Organic & Integrated Tree Fruit Production

Thursday, September 20, 2018

Search CROPSYS

Browse on keywords: erosion WA wildlife

Use a different search term

Search results on 09/20/18

5919. Rogers, P. and R.D. Roe. 1986. Effects on soil erosion and wildlife habitat potential of changing to higher residue crops in the intermediate precipitation zone, Whitman Co., WA.. unpublished paper.
Effects on soil erosion and wildlife habitat potential of changing to higher residue crops in the intermediate precipitation zone of Whitman County, WA. Soil erosion in the intermediate precipitation zone has been identified as more severe than zones with more or less precipitation. An example 960 ac farm in the intermediate precipitation zone is used to predict the effect of increased crop residue on soil erosion and wildlife habitat. Increased crop residue use by continuous cropping in this zone in Whitman Co. will reduce ave. annual sheet and rill erosion on an example 960 ac farm from 12 T/ac to 5 T/ac by changing from wheat-barley-fallow rotation to one of 4 years each of grain and grass. The wildlife habitat potential would increase to 62.5% of optimum potential from a previous low of 12.5%. The result is reduced soil erosion and improved habitat for wildlife. T: predicted sheet and rill erosion; comparison of present wheat-barley-fallow rotation with a rotation of 4 yr spring grain and 4 yr grass.

6957. USDA. 1978. Palouse cooperative river basin study.. SCS, FS, ESCS - USDA.
Excellent summary of soil erosion problem and possible management approaches in the Palouse; extensive data on land use, soil erosion, future scenarios; history of agriculture in the area; bibliography.

Use a different search term

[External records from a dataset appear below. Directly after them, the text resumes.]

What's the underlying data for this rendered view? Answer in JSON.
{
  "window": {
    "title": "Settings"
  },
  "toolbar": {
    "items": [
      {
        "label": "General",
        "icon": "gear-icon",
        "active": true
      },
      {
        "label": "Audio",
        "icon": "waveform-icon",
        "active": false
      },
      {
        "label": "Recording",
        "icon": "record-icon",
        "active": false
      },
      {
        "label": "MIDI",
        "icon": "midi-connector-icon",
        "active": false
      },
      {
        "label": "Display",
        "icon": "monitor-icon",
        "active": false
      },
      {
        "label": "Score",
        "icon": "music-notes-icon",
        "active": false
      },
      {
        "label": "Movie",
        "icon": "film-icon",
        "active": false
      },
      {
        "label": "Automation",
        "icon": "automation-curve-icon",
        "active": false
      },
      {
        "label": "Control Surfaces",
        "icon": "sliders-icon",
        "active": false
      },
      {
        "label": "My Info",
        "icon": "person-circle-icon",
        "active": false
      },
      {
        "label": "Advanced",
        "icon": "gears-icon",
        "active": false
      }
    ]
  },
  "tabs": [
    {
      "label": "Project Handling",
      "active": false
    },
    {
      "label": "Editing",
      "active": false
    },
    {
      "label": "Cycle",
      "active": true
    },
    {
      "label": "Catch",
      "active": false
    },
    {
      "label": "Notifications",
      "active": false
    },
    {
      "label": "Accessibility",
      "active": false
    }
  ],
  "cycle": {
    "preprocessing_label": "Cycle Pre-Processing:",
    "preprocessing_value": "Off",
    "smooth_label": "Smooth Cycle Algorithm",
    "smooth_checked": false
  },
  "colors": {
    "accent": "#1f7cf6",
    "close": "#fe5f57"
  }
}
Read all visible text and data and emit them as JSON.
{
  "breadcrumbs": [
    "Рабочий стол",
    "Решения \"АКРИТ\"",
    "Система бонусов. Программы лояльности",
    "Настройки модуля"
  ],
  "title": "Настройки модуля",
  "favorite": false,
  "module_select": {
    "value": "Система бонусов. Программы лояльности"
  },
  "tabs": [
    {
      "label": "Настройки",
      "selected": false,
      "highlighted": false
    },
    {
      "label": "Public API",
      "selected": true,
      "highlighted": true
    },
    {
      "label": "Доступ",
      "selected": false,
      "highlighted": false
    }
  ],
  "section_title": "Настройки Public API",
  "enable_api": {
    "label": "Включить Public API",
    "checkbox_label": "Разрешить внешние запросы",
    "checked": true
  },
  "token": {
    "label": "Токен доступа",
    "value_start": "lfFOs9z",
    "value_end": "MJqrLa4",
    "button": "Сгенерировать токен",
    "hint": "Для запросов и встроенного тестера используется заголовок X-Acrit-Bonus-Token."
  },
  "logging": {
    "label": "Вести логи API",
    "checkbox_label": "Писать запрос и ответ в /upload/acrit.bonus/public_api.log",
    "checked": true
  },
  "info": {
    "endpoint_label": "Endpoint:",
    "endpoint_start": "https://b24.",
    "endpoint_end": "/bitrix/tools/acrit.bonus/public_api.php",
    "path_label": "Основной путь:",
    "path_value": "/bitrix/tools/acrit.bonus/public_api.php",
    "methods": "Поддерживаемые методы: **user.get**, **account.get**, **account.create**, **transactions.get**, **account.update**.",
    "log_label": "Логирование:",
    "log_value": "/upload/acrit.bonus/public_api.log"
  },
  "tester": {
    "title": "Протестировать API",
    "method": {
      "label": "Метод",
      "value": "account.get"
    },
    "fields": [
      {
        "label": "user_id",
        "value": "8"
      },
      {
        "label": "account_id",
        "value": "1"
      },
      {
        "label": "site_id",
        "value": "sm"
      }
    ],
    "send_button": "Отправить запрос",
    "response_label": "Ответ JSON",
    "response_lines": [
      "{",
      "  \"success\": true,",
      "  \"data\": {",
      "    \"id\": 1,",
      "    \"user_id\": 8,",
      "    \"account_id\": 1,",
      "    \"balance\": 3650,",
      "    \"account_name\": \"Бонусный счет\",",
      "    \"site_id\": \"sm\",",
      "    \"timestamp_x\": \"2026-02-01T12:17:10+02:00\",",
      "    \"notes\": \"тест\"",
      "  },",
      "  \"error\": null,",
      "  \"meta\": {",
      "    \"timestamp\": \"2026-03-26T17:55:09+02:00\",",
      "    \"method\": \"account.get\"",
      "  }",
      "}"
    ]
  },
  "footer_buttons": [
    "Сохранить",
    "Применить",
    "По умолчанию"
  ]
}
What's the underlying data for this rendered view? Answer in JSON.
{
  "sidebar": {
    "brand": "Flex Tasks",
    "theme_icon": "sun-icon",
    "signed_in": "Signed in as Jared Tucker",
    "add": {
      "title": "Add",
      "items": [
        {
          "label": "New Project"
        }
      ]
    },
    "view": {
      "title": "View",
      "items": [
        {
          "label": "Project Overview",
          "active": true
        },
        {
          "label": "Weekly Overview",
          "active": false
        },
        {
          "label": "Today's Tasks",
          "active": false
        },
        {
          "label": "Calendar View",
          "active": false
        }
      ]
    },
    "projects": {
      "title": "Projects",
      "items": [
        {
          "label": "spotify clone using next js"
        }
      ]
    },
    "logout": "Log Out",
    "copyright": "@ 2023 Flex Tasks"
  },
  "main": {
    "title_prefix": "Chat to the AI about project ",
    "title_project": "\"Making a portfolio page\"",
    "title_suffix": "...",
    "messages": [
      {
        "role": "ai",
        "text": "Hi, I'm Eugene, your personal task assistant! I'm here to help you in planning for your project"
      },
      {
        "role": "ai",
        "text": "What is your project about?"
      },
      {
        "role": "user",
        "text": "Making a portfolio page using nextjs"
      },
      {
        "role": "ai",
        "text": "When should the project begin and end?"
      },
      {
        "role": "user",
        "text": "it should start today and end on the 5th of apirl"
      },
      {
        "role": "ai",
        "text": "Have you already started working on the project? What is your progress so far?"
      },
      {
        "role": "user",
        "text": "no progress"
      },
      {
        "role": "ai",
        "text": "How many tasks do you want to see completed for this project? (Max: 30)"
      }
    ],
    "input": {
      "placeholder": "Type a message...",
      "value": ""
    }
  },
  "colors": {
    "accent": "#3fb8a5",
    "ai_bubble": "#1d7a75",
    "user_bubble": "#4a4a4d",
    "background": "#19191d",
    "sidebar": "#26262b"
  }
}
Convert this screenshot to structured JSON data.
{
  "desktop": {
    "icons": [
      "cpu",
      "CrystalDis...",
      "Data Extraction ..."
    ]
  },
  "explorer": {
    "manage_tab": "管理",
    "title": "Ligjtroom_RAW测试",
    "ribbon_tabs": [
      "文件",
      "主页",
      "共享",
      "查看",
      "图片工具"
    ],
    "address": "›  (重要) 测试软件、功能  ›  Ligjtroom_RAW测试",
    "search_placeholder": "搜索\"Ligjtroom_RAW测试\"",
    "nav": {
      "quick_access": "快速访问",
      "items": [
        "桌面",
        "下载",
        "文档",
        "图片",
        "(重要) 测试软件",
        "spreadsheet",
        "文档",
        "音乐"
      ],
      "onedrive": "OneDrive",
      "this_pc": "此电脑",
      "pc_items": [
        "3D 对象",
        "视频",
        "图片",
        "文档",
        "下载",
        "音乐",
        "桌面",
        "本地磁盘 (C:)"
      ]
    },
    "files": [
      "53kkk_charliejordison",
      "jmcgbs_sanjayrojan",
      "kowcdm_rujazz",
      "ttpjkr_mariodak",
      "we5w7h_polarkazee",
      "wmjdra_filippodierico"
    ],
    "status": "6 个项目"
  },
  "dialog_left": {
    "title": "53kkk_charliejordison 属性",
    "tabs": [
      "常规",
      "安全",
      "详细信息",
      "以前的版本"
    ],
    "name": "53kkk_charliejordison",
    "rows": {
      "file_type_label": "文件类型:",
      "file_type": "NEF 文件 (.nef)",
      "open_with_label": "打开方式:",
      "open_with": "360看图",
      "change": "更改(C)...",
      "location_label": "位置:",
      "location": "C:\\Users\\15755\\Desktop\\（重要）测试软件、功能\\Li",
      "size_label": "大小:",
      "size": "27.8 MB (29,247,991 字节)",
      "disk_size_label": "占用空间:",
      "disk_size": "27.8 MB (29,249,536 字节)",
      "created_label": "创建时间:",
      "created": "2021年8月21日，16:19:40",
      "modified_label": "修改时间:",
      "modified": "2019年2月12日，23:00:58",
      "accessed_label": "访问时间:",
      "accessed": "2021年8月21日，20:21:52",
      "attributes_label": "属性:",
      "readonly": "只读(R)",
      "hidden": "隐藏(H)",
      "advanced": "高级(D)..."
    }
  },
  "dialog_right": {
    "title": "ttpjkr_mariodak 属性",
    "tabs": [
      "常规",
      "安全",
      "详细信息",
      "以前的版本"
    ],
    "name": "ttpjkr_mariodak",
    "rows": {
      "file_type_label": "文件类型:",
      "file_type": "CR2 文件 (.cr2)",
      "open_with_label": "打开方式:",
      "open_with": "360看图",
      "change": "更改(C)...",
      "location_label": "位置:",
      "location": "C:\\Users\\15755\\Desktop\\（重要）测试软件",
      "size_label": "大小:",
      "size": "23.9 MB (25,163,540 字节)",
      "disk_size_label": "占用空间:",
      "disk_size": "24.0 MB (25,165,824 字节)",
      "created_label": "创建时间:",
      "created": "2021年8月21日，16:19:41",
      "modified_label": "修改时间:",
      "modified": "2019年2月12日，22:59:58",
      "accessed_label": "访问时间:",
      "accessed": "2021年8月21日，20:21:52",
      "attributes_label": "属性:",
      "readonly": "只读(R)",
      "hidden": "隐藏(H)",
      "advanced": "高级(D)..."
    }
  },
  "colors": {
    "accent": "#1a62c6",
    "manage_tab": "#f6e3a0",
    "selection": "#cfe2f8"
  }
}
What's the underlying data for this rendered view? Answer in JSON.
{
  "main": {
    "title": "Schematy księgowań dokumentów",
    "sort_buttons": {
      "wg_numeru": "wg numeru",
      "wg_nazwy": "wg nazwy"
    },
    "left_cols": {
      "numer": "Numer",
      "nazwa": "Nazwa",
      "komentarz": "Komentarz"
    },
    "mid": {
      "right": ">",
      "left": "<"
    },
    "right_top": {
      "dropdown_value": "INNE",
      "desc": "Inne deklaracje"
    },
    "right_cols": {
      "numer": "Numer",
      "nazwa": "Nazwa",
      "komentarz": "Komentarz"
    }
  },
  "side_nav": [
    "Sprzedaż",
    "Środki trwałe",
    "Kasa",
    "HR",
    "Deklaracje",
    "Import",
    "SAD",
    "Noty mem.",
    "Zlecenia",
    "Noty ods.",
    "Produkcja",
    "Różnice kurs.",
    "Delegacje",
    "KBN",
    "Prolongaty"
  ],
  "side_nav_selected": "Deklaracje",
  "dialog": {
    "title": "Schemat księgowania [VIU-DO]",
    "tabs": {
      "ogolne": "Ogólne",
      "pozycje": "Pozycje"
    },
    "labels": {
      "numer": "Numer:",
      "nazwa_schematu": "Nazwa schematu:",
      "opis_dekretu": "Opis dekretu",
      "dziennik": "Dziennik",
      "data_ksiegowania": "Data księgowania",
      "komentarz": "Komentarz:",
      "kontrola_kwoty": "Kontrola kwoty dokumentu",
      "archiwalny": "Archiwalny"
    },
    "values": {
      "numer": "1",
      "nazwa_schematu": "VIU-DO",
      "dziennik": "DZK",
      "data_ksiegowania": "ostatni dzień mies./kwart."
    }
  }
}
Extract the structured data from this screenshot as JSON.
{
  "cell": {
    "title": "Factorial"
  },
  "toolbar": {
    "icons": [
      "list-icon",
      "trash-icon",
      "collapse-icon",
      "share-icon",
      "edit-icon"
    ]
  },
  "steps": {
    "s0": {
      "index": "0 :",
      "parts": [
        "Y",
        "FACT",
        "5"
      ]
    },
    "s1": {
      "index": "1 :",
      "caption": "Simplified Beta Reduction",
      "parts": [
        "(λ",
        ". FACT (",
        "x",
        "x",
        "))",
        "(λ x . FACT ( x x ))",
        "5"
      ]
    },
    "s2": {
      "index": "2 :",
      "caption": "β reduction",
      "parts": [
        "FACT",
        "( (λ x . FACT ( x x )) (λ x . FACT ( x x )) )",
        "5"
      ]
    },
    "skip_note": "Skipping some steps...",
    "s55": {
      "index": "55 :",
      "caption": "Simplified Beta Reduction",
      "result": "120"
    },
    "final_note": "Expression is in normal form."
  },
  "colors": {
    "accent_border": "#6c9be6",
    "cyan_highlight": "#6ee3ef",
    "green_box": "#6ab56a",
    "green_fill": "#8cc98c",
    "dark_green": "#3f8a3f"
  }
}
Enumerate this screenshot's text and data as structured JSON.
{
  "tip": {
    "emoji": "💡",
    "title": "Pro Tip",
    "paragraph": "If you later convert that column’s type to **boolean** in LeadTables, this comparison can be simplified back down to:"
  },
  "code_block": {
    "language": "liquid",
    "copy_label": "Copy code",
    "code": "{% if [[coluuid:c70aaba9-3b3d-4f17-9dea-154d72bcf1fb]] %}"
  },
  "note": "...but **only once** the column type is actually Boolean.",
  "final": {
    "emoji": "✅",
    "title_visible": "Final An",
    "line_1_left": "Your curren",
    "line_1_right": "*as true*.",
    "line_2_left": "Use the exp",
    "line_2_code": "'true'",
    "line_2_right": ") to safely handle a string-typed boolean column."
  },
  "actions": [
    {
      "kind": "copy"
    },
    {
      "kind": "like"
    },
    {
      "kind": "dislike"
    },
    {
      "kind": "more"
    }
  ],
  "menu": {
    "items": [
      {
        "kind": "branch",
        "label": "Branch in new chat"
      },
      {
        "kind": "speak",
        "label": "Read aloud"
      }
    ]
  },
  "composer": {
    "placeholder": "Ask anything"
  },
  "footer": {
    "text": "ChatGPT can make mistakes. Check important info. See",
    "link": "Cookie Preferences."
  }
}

Tree Fruit Research & Extension Center, 1100 N Western Ave, Washington State University, Wenatchee WA 98801, 509-663-8181, Contact Us